ferocious of its moniker and it’s only on
‘Remurdered’ that the rave starts to stir. Initially all brooding menace of muted guitar and wandering synth, the song builds and gradually descends into some 8-bit wonkyness that recalls
Errors (from the
Mogwai’s own Rock Action Records no less) or the frenetic live-band Warp-isms of
Three Trapped Tigers, and with it, head and shoulder nods aplenty. Which is swiftly diffused by the guitar-led thwack of
'Hexon Bogon'. Cut from the same cloth as
Mr Beast's
'Glasgow Mega-Snake' and with title seemingly lifted from the vaults of
Aphex Twin, the song immediately conjures an image of the band swaying in time with the attack and bite of the riffs and the glorious white-noise ascent of ages yore. If there’s any moderate misstep it’s the spoken word narrative of
‘Repelish’ that doesn't hit the giddy heights of
Iggy Pop's star turn on
Come On Die Young’s superlative
'Punk Rock' or the stabbing guitar and off-kilter rhythms of
‘Master Card’ that nevertheless feel fairly flat dynamically. Happily the throbbing bass that opens

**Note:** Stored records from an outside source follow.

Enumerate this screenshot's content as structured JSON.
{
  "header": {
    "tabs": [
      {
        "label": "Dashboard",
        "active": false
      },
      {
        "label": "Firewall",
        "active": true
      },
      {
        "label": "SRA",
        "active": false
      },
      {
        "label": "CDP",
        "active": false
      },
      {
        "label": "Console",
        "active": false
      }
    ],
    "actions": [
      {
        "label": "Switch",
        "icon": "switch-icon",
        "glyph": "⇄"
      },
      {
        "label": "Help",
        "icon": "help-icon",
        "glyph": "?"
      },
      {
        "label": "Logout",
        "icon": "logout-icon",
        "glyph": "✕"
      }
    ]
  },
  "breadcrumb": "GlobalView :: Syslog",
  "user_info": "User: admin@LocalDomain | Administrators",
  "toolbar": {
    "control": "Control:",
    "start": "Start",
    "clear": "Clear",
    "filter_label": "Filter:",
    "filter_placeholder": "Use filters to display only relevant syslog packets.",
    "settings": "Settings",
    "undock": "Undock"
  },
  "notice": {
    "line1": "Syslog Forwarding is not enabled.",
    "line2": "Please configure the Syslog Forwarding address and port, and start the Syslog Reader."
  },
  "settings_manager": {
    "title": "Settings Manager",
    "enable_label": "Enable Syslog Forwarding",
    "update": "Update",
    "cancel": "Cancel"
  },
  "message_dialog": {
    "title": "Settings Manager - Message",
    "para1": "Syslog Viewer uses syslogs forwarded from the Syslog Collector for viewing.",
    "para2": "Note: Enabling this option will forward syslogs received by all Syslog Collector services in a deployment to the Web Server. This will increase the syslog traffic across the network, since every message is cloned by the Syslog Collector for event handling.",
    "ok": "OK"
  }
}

‘Deesh’ signals both the start of the post-rave comedown and its cure; its beautifully lazy ascending keyboard refrain and pulsating waves of distortion paving the way for the loveliest thing the band have done in years, the aptly-titled
‘Blues Hour’. Somewhat of a sister-piece to 1999's '
Cody' it consists of little more than gentle guitar strum, simple piano and Stuart Braithwaite's doubled sleepy whisper of a vocal and reminds you just how easily they can slip gears out of affirming post-rock and into downbeat slowcore and in doing so beat the likes of
Low and
Codeine at their own game. By the time the Helicon-esque apocalyptic guitar kicks in at the near-four minute mark I'm slack-jawed and never has lyrical bleakness
(“train lines going nowhere, no destination found”) felt so comforting. It’s a near-career peak but the closing double punch of
‘No Medicine For Regret’ (a beautiful wash of guitar distortion and a hopelessly optimistic synth refrain) and
‘The Lord Is Out Of Control’ (a doom-laden organ and the mournful vocoder of
Rock Action’s ‘2 Rights Make 1 Wrong’ that’s the antithesis of
Daft Punk’s mindless chirpiness) are none too shabby themselves. So false advertising be damned. There may be no actual raving going on in
“Rave Tapes’ but the album is yet further proof that Mogwai don’t believe in diminishing returns in any sense of the word. Long may they rave.